Tom Hartman, PE, a long-time member of the HPAC Engineering advisory board, recently shared with me a sort of revelation he experienced earlier this year. It occurred while he was attending a summit held by the New Buildings Institute called "Getting to Fifty," a reference to the Energy Policy Act of 2005's incentive to cut energy use by 50 percent compared with ASHRAE standards.
What he discovered by the meeting's end was that there are a lot of talented people in the engineering and design community who have excellent ideas or who possess expertise that can improve building performance. But when it comes to looking at the big picture and sharing a vision of what it takes to create a process so that buildings can operate at maximum efficiency, there is a void.
What is missing is leadership in the design, construction, and operation of buildings to ensure that technology and tools are applied effectively and responsibly. That's a problem because Hartman says there is an unprecedented change in attitude taking place regarding sustainable buildings. Polls show that as many as nine out of 10 persons believe energy performance in buildings needs to be dramatically improved, he says.
"Engineers are not natural leaders," Hartman told me. "They tend to be introverts who are best at solving problems. They are not big-picture people."
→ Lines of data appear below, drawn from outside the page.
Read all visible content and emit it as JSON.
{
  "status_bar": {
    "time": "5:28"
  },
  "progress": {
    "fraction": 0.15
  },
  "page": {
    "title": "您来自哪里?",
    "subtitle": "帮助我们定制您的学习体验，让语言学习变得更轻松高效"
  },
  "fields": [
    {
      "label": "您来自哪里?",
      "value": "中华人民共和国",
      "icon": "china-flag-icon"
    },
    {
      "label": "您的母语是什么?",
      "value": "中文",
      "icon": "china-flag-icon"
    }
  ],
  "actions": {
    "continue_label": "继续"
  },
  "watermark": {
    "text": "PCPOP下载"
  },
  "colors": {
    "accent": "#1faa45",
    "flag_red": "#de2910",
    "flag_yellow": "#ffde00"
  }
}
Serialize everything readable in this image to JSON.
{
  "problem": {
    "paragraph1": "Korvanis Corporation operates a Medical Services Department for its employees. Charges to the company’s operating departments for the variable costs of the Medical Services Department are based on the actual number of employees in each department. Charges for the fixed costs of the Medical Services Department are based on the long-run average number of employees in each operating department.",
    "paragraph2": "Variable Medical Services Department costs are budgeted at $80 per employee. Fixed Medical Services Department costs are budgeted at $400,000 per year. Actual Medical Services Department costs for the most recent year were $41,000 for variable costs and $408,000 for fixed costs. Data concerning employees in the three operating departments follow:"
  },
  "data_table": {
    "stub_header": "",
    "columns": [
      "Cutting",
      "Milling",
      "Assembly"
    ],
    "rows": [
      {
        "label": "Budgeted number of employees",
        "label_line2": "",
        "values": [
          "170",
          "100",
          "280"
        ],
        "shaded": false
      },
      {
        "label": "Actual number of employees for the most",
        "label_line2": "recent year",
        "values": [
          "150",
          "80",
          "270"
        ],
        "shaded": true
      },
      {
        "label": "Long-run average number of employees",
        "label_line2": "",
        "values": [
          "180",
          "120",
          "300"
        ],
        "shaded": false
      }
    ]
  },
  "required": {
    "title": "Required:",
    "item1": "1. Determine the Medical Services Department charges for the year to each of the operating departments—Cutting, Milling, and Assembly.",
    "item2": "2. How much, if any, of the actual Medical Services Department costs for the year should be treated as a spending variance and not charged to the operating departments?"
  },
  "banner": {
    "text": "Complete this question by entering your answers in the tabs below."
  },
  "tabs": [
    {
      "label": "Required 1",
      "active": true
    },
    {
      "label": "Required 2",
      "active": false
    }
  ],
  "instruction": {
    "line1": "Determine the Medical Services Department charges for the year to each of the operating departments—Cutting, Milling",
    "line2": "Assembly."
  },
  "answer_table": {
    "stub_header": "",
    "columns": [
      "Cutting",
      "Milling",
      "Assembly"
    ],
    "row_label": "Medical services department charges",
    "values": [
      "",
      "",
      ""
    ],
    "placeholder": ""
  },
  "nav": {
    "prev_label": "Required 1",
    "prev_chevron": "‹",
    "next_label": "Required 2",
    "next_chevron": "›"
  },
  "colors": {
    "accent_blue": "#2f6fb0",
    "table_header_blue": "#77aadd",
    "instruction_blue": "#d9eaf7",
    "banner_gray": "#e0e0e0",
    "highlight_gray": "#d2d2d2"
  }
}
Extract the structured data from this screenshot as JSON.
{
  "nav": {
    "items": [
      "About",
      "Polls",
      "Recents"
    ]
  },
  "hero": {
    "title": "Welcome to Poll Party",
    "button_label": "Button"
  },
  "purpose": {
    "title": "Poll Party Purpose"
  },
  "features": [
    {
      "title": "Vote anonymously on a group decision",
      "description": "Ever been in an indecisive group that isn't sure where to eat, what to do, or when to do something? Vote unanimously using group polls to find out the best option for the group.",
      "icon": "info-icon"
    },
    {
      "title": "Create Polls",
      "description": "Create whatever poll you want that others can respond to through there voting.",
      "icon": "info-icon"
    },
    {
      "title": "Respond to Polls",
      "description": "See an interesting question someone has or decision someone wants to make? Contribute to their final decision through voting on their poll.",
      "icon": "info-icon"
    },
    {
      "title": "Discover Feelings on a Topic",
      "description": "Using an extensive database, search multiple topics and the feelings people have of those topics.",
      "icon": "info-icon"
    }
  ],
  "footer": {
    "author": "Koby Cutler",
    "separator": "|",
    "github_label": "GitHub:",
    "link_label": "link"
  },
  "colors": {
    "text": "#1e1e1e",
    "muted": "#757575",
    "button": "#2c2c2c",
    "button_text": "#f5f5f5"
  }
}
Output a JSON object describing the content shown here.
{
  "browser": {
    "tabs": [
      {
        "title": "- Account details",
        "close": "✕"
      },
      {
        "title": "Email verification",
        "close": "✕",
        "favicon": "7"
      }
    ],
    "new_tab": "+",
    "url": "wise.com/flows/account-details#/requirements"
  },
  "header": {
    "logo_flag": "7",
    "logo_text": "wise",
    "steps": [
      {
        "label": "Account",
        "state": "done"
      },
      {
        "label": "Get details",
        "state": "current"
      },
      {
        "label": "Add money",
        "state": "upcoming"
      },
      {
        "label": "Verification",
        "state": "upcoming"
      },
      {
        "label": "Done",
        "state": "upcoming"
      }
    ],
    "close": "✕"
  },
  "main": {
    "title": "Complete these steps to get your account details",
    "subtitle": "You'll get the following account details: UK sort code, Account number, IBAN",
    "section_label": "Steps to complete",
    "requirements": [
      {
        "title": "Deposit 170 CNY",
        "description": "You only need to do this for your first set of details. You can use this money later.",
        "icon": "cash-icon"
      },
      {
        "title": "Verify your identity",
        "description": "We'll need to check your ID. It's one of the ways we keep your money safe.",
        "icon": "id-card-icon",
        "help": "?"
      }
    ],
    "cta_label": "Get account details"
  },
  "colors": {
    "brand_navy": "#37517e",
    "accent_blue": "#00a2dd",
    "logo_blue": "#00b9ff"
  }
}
But Hartman is confident that engineers have the skills to be leaders; they're just not trained or encouraged to develop those skills. "The culture is not to step up and lead," he said.
So, what will it take for the engineering community to develop a shared vision for the future, to develop a sense of the "big picture"?
Hartman plans to discuss that issue and more in a keynote address titled "Leadership: Your Most Valuable Contribution to Sustainable Projects" at HPAC Engineering's fourth annual Engineering Green Buildings Conference and Expo at Mandalay Bay Resort and Casino in Las Vegas Sept. 17 and 18.
Become a leader. Register for the conference today. Go to www.egbregistration.com.